    • Emphases of the Summit Emphases of the Summit• Draw national attention to STEM education at the intersection Draw national attention to STEM education at the intersection  of 2‐ and 4‐year colleges, both the challenges and new  opportunities. • Suggest evidence‐based solutions to some of the major  challenges.• Bring together critical stakeholders with the relevant research  to create new communities of concern and practice .• Create a leadership discussion around these issues that can Create a leadership discussion around these issues that can  act as a catalyst for systemic change.• Identify high‐priority areas for practical solutions and future  y g p y p research.
    • Topics for the Commissioned  Papers• Transfer and Articulation Between Two‐ and  g Four‐Year Colleges and Universities:  Policies and Practices• Effective Outreach Recruitment and Effective Outreach, Recruitment, and  Mentoring into STEM Pathways: Strengthening  Partnerships with Community Colleges Partnerships with Community Colleges• Mathematics Curriculum and Student Progress  to Completion of STEM Programs of Study in  to Completion of STEM Programs of Study in the Community College
    • Topics of Interest to NSF for  Possible Future Work • Interactions Between Two‐ and Four‐Year Postsecondary  Institutions:• Changing STEM Education Pathways and Their Effects on  Employment of Graduates Employment of Graduates• Roles of Community Colleges in Broadening Participation for  Students• Transfer of Community College Courses• Demographics of Community College Faculty• Student Advising Student Advising• Economic Impacts of Community Colleges• Role and Value of Community Colleges in the System of Higher  Education• External Funding of Community Colleges
    • Your Input and Contributions Your Input and Contributions• Today, Tomorrow at Breakfast, and Tomorrow at the ATE  Center Directors meeting – Identify promising practices from ATE projects that could inform  the commissioned papers the commissioned papers• Before and During the Summit – Comment on final versions of commissioned papers on the  Summit website – Participate in the live webcast with colleagues from your project  (up to 100 sites) (up to 100 sites)• After the Summit – Host discussions of the National Academies report that results
    • Comments from Panelists and  General Discussion Thank you!!

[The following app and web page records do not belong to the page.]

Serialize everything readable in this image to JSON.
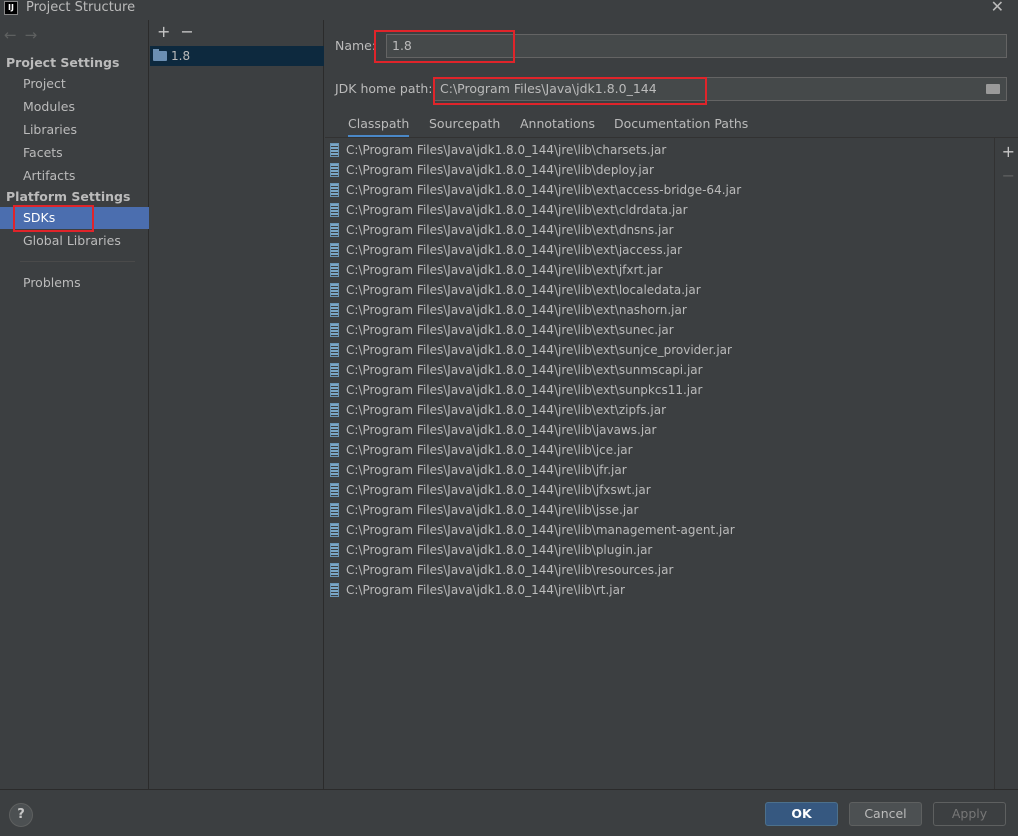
{
  "window": {
    "title": "Project Structure",
    "logo_text": "IJ",
    "close_glyph": "✕"
  },
  "nav": {
    "back": "←",
    "forward": "→",
    "project_settings_header": "Project Settings",
    "project_items": [
      "Project",
      "Modules",
      "Libraries",
      "Facets",
      "Artifacts"
    ],
    "platform_settings_header": "Platform Settings",
    "platform_items": [
      "SDKs",
      "Global Libraries"
    ],
    "problems": "Problems",
    "selected": "SDKs"
  },
  "sdk_list": {
    "add": "+",
    "remove": "−",
    "items": [
      "1.8"
    ]
  },
  "form": {
    "name_label": "Name:",
    "name_value": "1.8",
    "jdk_home_label": "JDK home path:",
    "jdk_home_value": "C:\\Program Files\\Java\\jdk1.8.0_144"
  },
  "tabs": [
    "Classpath",
    "Sourcepath",
    "Annotations",
    "Documentation Paths"
  ],
  "active_tab": "Classpath",
  "classpath": [
    "C:\\Program Files\\Java\\jdk1.8.0_144\\jre\\lib\\charsets.jar",
    "C:\\Program Files\\Java\\jdk1.8.0_144\\jre\\lib\\deploy.jar",
    "C:\\Program Files\\Java\\jdk1.8.0_144\\jre\\lib\\ext\\access-bridge-64.jar",
    "C:\\Program Files\\Java\\jdk1.8.0_144\\jre\\lib\\ext\\cldrdata.jar",
    "C:\\Program Files\\Java\\jdk1.8.0_144\\jre\\lib\\ext\\dnsns.jar",
    "C:\\Program Files\\Java\\jdk1.8.0_144\\jre\\lib\\ext\\jaccess.jar",
    "C:\\Program Files\\Java\\jdk1.8.0_144\\jre\\lib\\ext\\jfxrt.jar",
    "C:\\Program Files\\Java\\jdk1.8.0_144\\jre\\lib\\ext\\localedata.jar",
    "C:\\Program Files\\Java\\jdk1.8.0_144\\jre\\lib\\ext\\nashorn.jar",
    "C:\\Program Files\\Java\\jdk1.8.0_144\\jre\\lib\\ext\\sunec.jar",
    "C:\\Program Files\\Java\\jdk1.8.0_144\\jre\\lib\\ext\\sunjce_provider.jar",
    "C:\\Program Files\\Java\\jdk1.8.0_144\\jre\\lib\\ext\\sunmscapi.jar",
    "C:\\Program Files\\Java\\jdk1.8.0_144\\jre\\lib\\ext\\sunpkcs11.jar",
    "C:\\Program Files\\Java\\jdk1.8.0_144\\jre\\lib\\ext\\zipfs.jar",
    "C:\\Program Files\\Java\\jdk1.8.0_144\\jre\\lib\\javaws.jar",
    "C:\\Program Files\\Java\\jdk1.8.0_144\\jre\\lib\\jce.jar",
    "C:\\Program Files\\Java\\jdk1.8.0_144\\jre\\lib\\jfr.jar",
    "C:\\Program Files\\Java\\jdk1.8.0_144\\jre\\lib\\jfxswt.jar",
    "C:\\Program Files\\Java\\jdk1.8.0_144\\jre\\lib\\jsse.jar",
    "C:\\Program Files\\Java\\jdk1.8.0_144\\jre\\lib\\management-agent.jar",
    "C:\\Program Files\\Java\\jdk1.8.0_144\\jre\\lib\\plugin.jar",
    "C:\\Program Files\\Java\\jdk1.8.0_144\\jre\\lib\\resources.jar",
    "C:\\Program Files\\Java\\jdk1.8.0_144\\jre\\lib\\rt.jar"
  ],
  "list_side": {
    "add": "+",
    "remove": "−"
  },
  "footer": {
    "help": "?",
    "ok": "OK",
    "cancel": "Cancel",
    "apply": "Apply"
  },
  "colors": {
    "background": "#3c3f41",
    "selection": "#4b6eaf",
    "highlight_box": "#e0242a",
    "ok_button": "#365880"
  }
}
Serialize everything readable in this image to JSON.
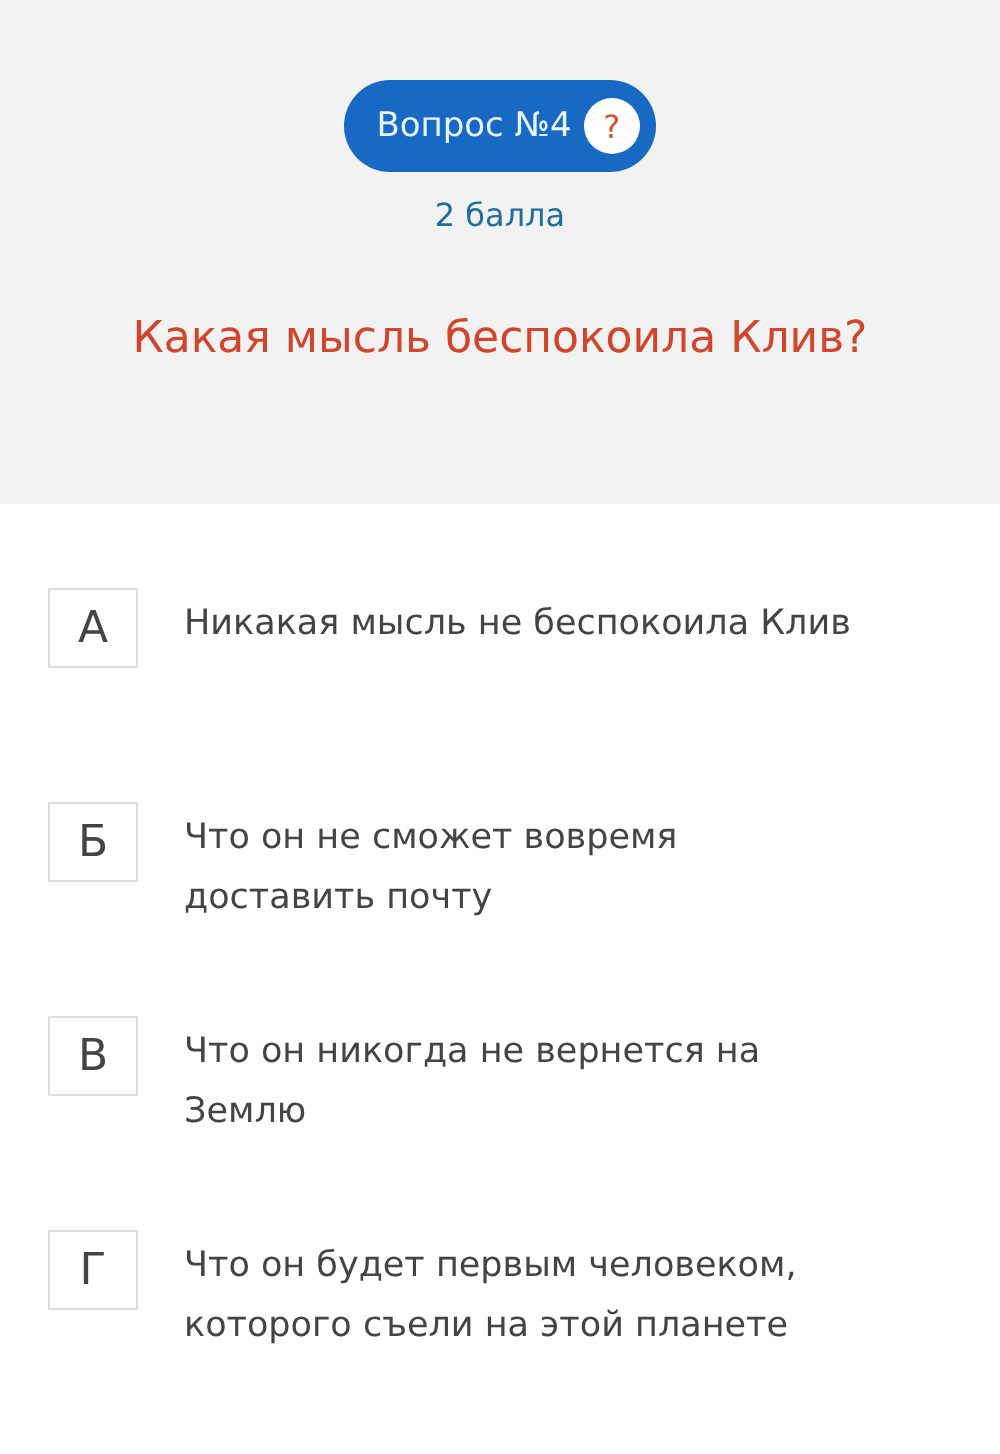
{
  "question": {
    "label": "Вопрос №4",
    "help": "?",
    "points": "2 балла",
    "text": "Какая мысль беспокоила Клив?"
  },
  "answers": [
    {
      "letter": "А",
      "text": "Никакая мысль не беспокоила Клив"
    },
    {
      "letter": "Б",
      "text": "Что он не сможет вовремя доставить почту"
    },
    {
      "letter": "В",
      "text": "Что он никогда не вернется на Землю"
    },
    {
      "letter": "Г",
      "text": "Что он будет первым человеком, которого съели на этой планете"
    }
  ]
}
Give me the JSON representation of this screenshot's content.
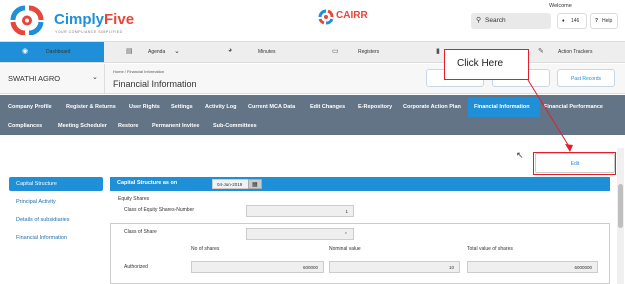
{
  "header": {
    "brand_main": "Cimply",
    "brand_accent": "Five",
    "tagline": "YOUR COMPLIANCE SIMPLIFIED",
    "cairr": "CAIRR",
    "welcome": "Welcome",
    "search_label": "Search",
    "notification_count": "146",
    "help_label": "Help"
  },
  "mainnav": {
    "items": [
      {
        "label": "Dashboard",
        "icon": "dashboard-icon"
      },
      {
        "label": "Agenda",
        "icon": "agenda-icon"
      },
      {
        "label": "Minutes",
        "icon": "clock-icon"
      },
      {
        "label": "Registers",
        "icon": "folder-icon"
      },
      {
        "label": "",
        "icon": "document-icon"
      },
      {
        "label": "Action Trackers",
        "icon": "tracker-icon"
      }
    ]
  },
  "company": {
    "name": "SWATHI AGRO",
    "breadcrumb": "Home  /  Financial Information",
    "page_title": "Financial Information",
    "past_records": "Past Records"
  },
  "subnav": {
    "row1": [
      "Company Profile",
      "Register & Returns",
      "User Rights",
      "Settings",
      "Activity Log",
      "Current MCA Data",
      "Edit Changes",
      "E-Repository",
      "Corporate Action Plan",
      "Financial Information",
      "Financial Performance"
    ],
    "row2": [
      "Compliances",
      "Meeting Scheduler",
      "Restore",
      "Permanent Invitee",
      "Sub-Committees"
    ]
  },
  "left_menu": [
    "Capital Structure",
    "Principal Activity",
    "Details of subsidiaries",
    "Financial Information"
  ],
  "edit_label": "Edit",
  "form": {
    "header_label": "Capital Structure as on",
    "date": "04-Jun-2019",
    "equity_shares": "Equity Shares",
    "class_number_label": "Class of Equity Shares-Number",
    "class_number_value": "1",
    "class_of_share": "Class of Share",
    "no_of_shares": "No of shares",
    "nominal_value": "Nominal value",
    "total_value": "Total value of shares",
    "authorized": "Authorized",
    "authorized_shares": "600000",
    "authorized_nominal": "10",
    "authorized_total": "6000000"
  },
  "annotation": {
    "label": "Click Here",
    "color": "#e0202a"
  }
}
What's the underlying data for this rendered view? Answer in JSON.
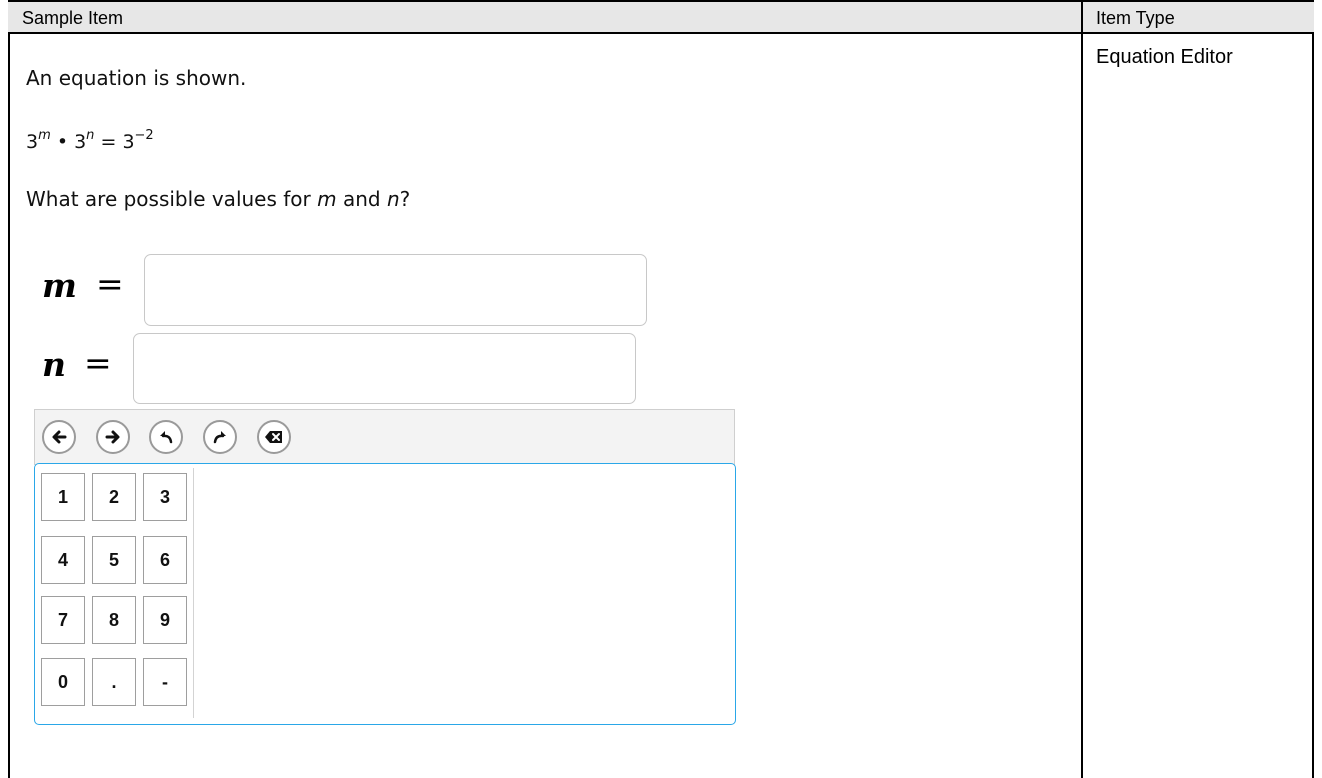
{
  "table": {
    "col_sample": "Sample Item",
    "col_type": "Item Type",
    "item_type": "Equation Editor"
  },
  "question": {
    "intro": "An equation is shown.",
    "equation": {
      "base1": "3",
      "exp1": "m",
      "op": "•",
      "base2": "3",
      "exp2": "n",
      "equals": "=",
      "base3": "3",
      "exp3": "−2"
    },
    "prompt_start": "What are possible values for ",
    "prompt_var1": "m",
    "prompt_and": " and ",
    "prompt_var2": "n",
    "prompt_end": "?"
  },
  "answers": {
    "m_label": "m",
    "n_label": "n",
    "equals": "=",
    "m_value": "",
    "n_value": ""
  },
  "toolbar": {
    "buttons": [
      "arrow-left-icon",
      "arrow-right-icon",
      "undo-icon",
      "redo-icon",
      "backspace-icon"
    ]
  },
  "keypad": {
    "keys": [
      "1",
      "2",
      "3",
      "4",
      "5",
      "6",
      "7",
      "8",
      "9",
      "0",
      ".",
      "-"
    ]
  }
}
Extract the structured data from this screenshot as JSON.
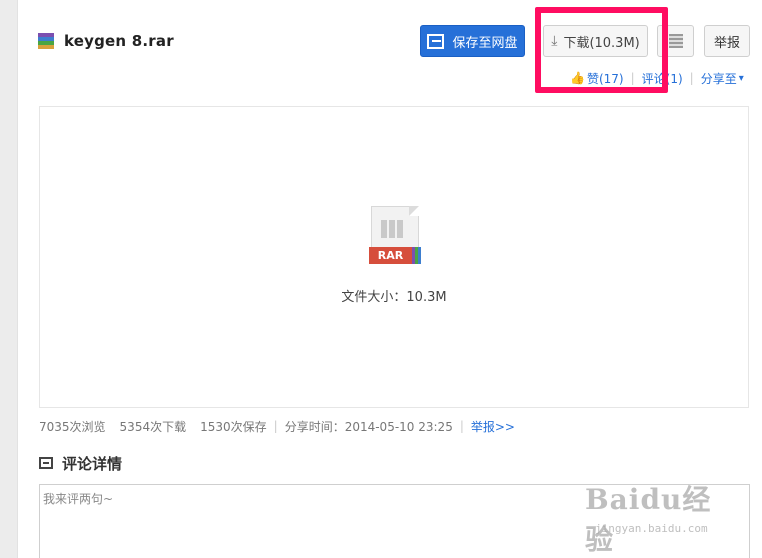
{
  "file": {
    "name": "keygen 8.rar"
  },
  "toolbar": {
    "save_label": "保存至网盘",
    "download_label": "下载(10.3M)",
    "report_label": "举报"
  },
  "actions": {
    "like_label": "赞(17)",
    "comment_label": "评论(1)",
    "share_label": "分享至"
  },
  "preview": {
    "file_type_label": "RAR",
    "size_text": "文件大小：10.3M"
  },
  "stats": {
    "views": "7035次浏览",
    "downloads": "5354次下载",
    "saves": "1530次保存",
    "share_time": "分享时间：2014-05-10 23:25",
    "report_link": "举报>>"
  },
  "comments": {
    "heading": "评论详情",
    "placeholder": "我来评两句~"
  },
  "watermark": {
    "brand": "Baidu经验",
    "url": "jingyan.baidu.com"
  },
  "colors": {
    "accent_blue": "#2670d8",
    "highlight": "#ff0d61",
    "rar_red": "#d64e3c"
  }
}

    • For Additional Information and to  Provide Additional Comments:• Jay Labov (PI) National Academy of Sciences and National Research Council jlabov@nas.edu jl b @ d• Margaret Hilton (Senior Program Officer) Margaret Hilton (Senior Program Officer) National Research Council mhilton@nas.edu• Summit website:  http://nas‐sites.org/communitycollegessummit/ htt // it / it ll it/
    • Your Input and Contributions Your Input and Contributions• Today, Tomorrow at Breakfast, and Tomorrow at the ATE  Center Directors meeting – Identify promising practices from ATE projects that could inform  the commissioned papers the commissioned papers• Before and During the Summit – Comment on final versions of commissioned papers on the  Summit website – Participate in the live webcast with colleagues from your project  (up to 100 sites) (up to 100 sites)• After the Summit – Host discussions of the National Academies report that results